A look inside the sleek, thoughtful oeuvre of Ernest Trova, the self-taught sculptor behind PLAYBOY’s 35th anniversary cover.
Art at Playboy has never been limited to pictorials of beautiful women. It—as well as our ubiquitous Rabbit Head logo—has been inherent to the ethos of the brand for 67 years and counting. So much so that the latter has often served as the inspiration—and literal blank canvas—for the former. Case in point: World-renowned sculptor Ernest Trova created this futuristic stainless-steel hinged version of our Rabbit for the cover of PLAYBOY’s January 1989 issue in celebration of the magazine’s 35th anniversary (pictured below).
While being asked to create any cover was an honor, being tapped for the first issue of 1989 was particularly special. "Don’t do a magazine that’ll just show how smart we think we are,” The Playboy founder had said in response to editors’ suggestion to mark the magazine’s 35th anniversary with "a grand retrospective issue.” Instead, he continued, "Do an issue that will get the essence of Playboy without any pretense. Do an issue that a reader will savor, not one that an editor will gloat over.”
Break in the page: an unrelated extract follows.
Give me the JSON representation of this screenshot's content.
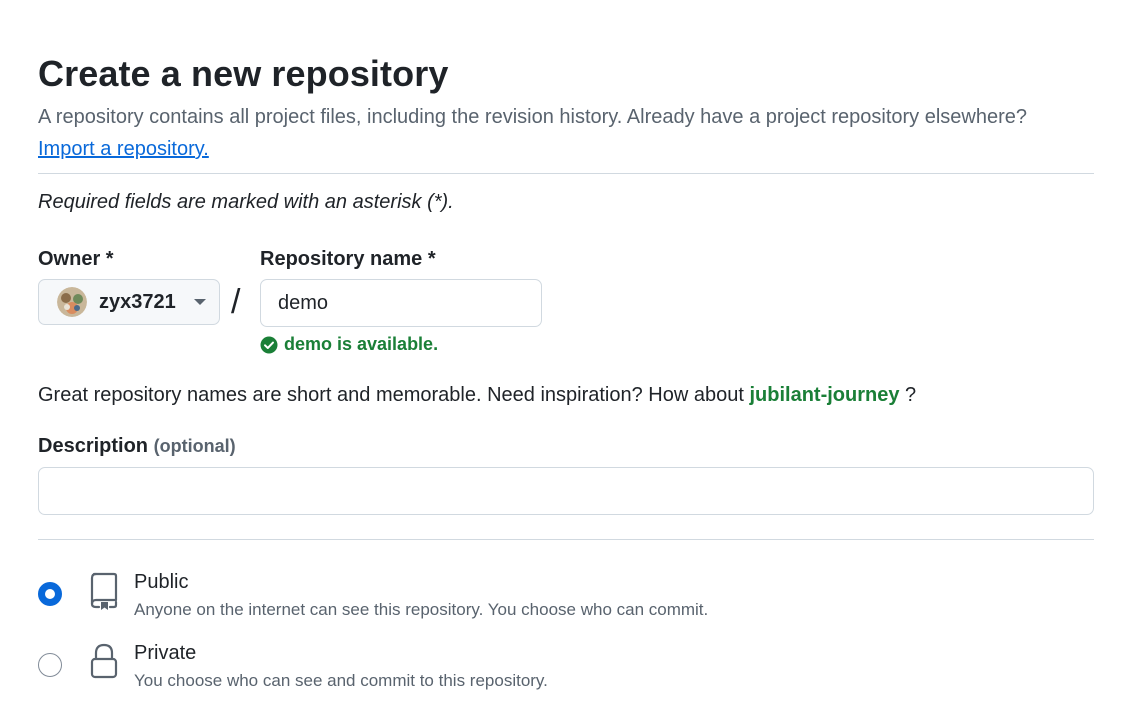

Providing the issue’s defining visual statement in line with the Playboy founder’s vision was a testament to Trova’s skill and originality, and the artist was in incredibly good company. The star-studded roll call for the 350-page tour de force included dozens of the most important cultural, artistic and literary figures to grace Playboy’s pages during its first three and a half decades: Martin Luther King Jr., Ray Bradbury, Barbra Streisand, Jack Kerouac, John Lennon, Yoko Ono, Raquel Welch, Shel Silverstein, Linda Lovelace, LeRoy Neiman, Ian Fleming, Vladimir Nabokov, Joan Collins, David Mamet, John Updike, Barbi Benton, Joyce Carol Oates, Truman Capote, Bo Derek, Andy Warhol, Bunny Yeager, Robert De Niro, Malcolm X and Madonna—to name just a few.
A portrait of the artist.
A self-taught artist born and bred in Missouri, Trova rose to prominence in the 1960s for his Falling Man series, a collection of sculptures, paintings and silk-screened prints depicting an armless human figure, which the artist characterized as "man at his most imperfect.” Following the death of his father, an industrial tool designer and inventor, Trova secured a job as the window dresser for a department store. Working with mannequins clearly informed the artist’s aesthetic, as did the jazz and blues music he often listened to while he worked. (Fun fact: At the time of the 1989 Playboy commission, Trova was constructing a series of bronze troubadour figures inspired by the music of Spanish crooner Julio Iglesias.)
Trova created this exclusive "Do-It-Yourself Multiple” for PLAYBOY’S December 1970 issue, allowing readers to take home an original Trova for the bargain price of $1.50—the magazine’s cover price at the time.
Though his 1989 cover art is perhaps the most memorable of Trova’s creative contributions to the Playboy pantheon, it is not the only one. In addition to illustration work for the magazine (including the special three-dimensional cut-out pictured above), the artist also created a seven-by-four-foot kinetic Rabbit Head for Playboy in 1997. That hinged hare now greets guests in the lobby of the company’s world headquarters in Los Angeles, and you’d be hard-pressed to find a visitor who leaves without a selfie with the artist’s signature take on our mischievous bow-tied mascot.
Trova spent more than two months creating this large-scale Rabbit Head for PLAYBOY in 1997. The sculpture features a flappable ear and bow tie and is the only known kinetic version of the Rabbit.